Some join the military and find rewarding, lifelong careers as service members while others fulfill their obligation to the military and then pursue a college education. Additionally, many use their time in the military as the foundation for a civilian career. According to Business Insider, military veterans often transition into fields such as healthcare, public administration, information technology, financial services, education, and law enforcement. 


The military offers competitive pay, comprehensive health care coverage, housing, and the opportunity to travel around the world. Additionally, the military can help pay for college or pay off college loans. Most enlistees are eligible for 100 percent of college tuition through the Tuition Assistance Program (TAP) while on active duty. And of course, there are intangible rewards to joining the military such as gaining self-discipline, leadership skills, and work ethic. Learn more about the benefits of joining the military at 


Joining the military is a serious commitment that requires a lot of hard work and sacrifice. There’s always the chance of enduring physical or emotional damage while on duty, and enlistees must endure long periods of time away from their friends and family. 

College alternative #5: Trade school 

Also known as career schools or technical schools, trade schools are post-secondary institutions designed to provide students with the specialized job training needed for specific occupations.

Options after completion

Students who go to trade school often pursue careers in fields such as carpentry, automotive maintenance, HVAC, information technology, nursing, cosmetology, and electrical engineering. 

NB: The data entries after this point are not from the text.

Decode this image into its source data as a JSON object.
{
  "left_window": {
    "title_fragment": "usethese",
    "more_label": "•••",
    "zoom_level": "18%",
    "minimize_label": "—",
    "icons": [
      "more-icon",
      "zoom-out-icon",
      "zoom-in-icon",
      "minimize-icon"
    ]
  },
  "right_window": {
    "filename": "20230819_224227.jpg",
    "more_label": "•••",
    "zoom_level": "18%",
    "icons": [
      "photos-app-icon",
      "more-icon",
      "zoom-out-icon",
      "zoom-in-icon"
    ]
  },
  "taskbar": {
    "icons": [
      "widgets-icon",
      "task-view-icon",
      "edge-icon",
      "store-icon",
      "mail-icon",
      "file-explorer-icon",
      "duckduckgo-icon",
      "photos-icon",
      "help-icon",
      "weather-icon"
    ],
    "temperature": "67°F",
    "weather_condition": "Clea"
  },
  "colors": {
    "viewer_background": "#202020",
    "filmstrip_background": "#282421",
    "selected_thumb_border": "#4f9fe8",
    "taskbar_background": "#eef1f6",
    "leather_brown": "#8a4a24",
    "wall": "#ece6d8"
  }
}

Trade school programs are very affordable compared to four-year colleges and universities. Additionally, trade school programs are relatively short and are usually completed in two years or less. Trade school is a great option for high school graduates looking to launch their career in a specific skilled trade profession as quickly as possible. 


Students who earn a trade school certificate typically can only enter a specific profession. Bachelor’s degree holders have the option to pursue a variety of careers. Additionally, on average trade school jobs tend to pay less than college-based jobs. However, this varies greatly depending on the industry. Take a look at this report by College Finance to gain a better understanding of how trade school salaries compare to college degree salaries.

Other alternatives

Of course, there are other alternatives to college than the ones we’ve discussed. Other options include performing volunteer work for a program such as AmeriCorps or PeaceCorps. Other options are getting an entry-level job to save up money, or simply taking a gap year to explore your interests and figure out your plans for the future. 

Learn more: Google Certificate Program: Everything you need to know